His drive and determination are deep-seated.

Legg has a clear vision for his future in part because of the things he’s seen in the past — a drug-addicted mother and no father in the picture.

“It definitely drove me and still is my why, as to why I’m doing all this,” he said. “Why I want to go to the NFL, why I want to succeed and prove that I never needed a mother or I never needed a father to do it.”

Legg thanks his grandmother and uncle for filling those needs, raising him for most of his life.

“I wouldn’t be where I am without them,” he said.

He has spent time in both households and now mostly lives with his grandmother, who asked simply to be called Grandma Jackie for this story.

“He’s my heart,” she said, describing Justus as a forward-thinking, Christian young man who wants to excel in all aspects of life.

Justus’ mother was “19 and clean” when he was born, according to Jackie — who is also raising a teenage nephew with her husband — but later became addicted to opiate drugs after they were prescribed for a painful foot condition. When the prescriptions stopped, and pills on the street became too expensive, she turned to heroin — a common spiral for addicts.

It’s a difficult subject, but one the family has dealt with admirably and chooses to look forward, not back.

“We have overcome that,” Jackie said. “His mother is obviously making her own decisions, but her life and what she got involved in, and all the trash that comes along with that, we could not allow Justus to be a part of.”

Justus remembers it as a confusing time when he couldn’t understand why he couldn’t live with his mom. But in the meantime, football became a strong distraction and he quickly fell in love with the game.
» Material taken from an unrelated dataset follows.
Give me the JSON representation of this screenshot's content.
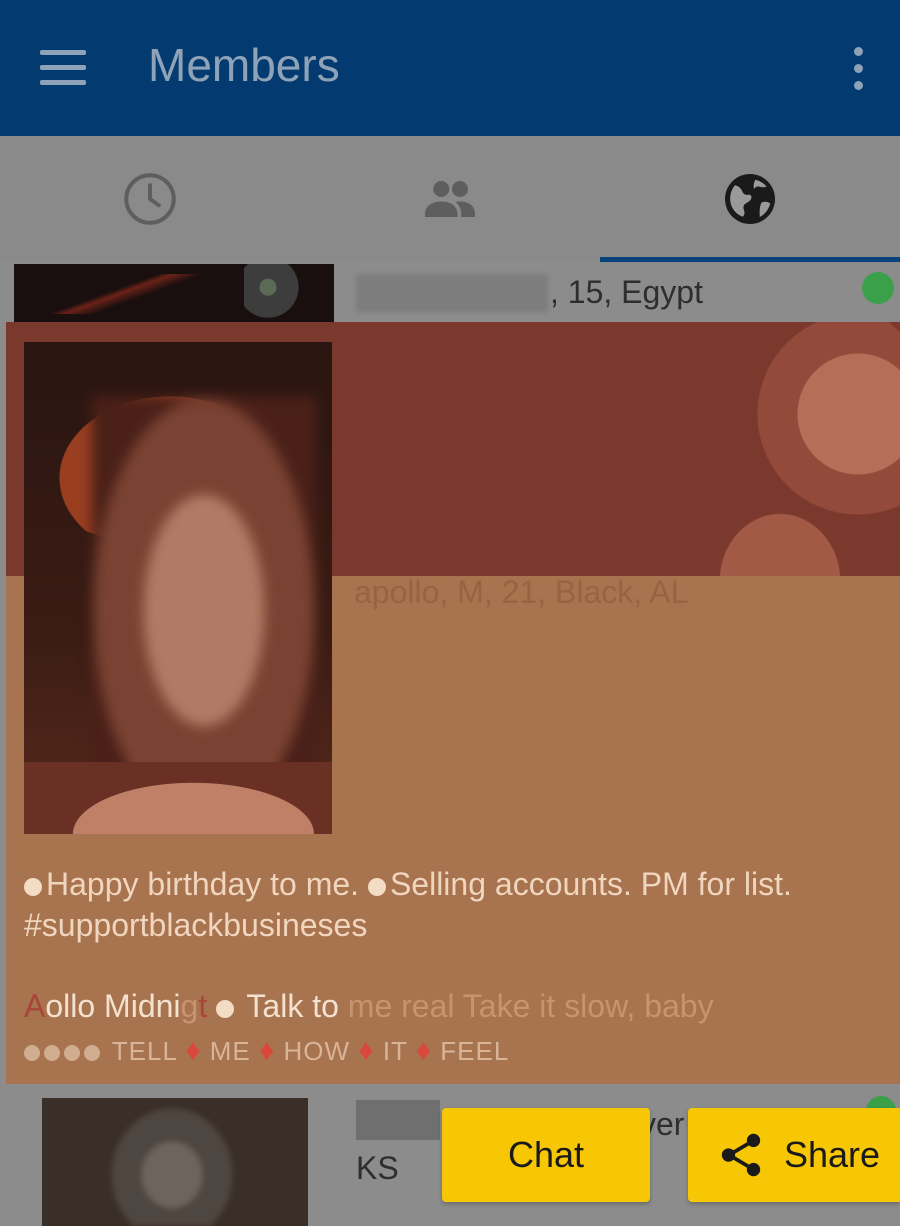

Even at a young age he told Grandma Jackie: I’m going to go to the NFL.

It’s a common dream, but Legg is an uncommon player, according to Auburn Riverside coach Bryant Thomas, who guided the Ravens to a 6-4 record last fall after back-to-back 1-9 campaigns.

“He’s definitely a unique kid in a unique situation,” Thomas said. “His work ethic is second to none.”

Legg often went from summer workouts at Auburn Riverside to another at the RISE Football Academy.

“He has the potential to be the most dominant defensive player I have coached in high school,” Thomas said.

To date, Auburn Riverside’s most notable football product is David Paulson, a 2007 graduate who went on to play tight end at Oregon and in the NFL. But Legg has drawn more national attention as a junior, especially after strong showings at several summer camps.

“Justus is already a big-time national recruit,” said Brandon Huffman, the national director of recruiting for Scout Media Network who ranks him as the No. 1 defensive prospect in Washington among juniors and third overall.

“As a prospect, he’s got a lot of upside — good size and quickness off the ball, strength and ability to get to the quarterback,” Huffman said.

Thomas said Legg was the most dominant player on the Ravens’ freshman football team in 2015.

“You could just see the potential,” Thomas said. “But the majority of people have potential — it’s what you do with that potential. … It was just a matter of him unlocking it and putting in the work to get there, and he’s done that, tenfold.”

Last season before the injury, he was among Riverside’s leading tacklers in his first three games, with four tackles for loss. During his recovery, with his right foot in a boot, he never missed a practice and was constantly trying to get cleared to play.

Thomas became aware of Legg’s background over the past two years and knows the fire it has lit inside him.

“It’s a motivating factor for him,” Thomas said. “He’s busted his butt to be better than that. It’s motivating him to be the best he can be in terms of an athlete and just in life in general.”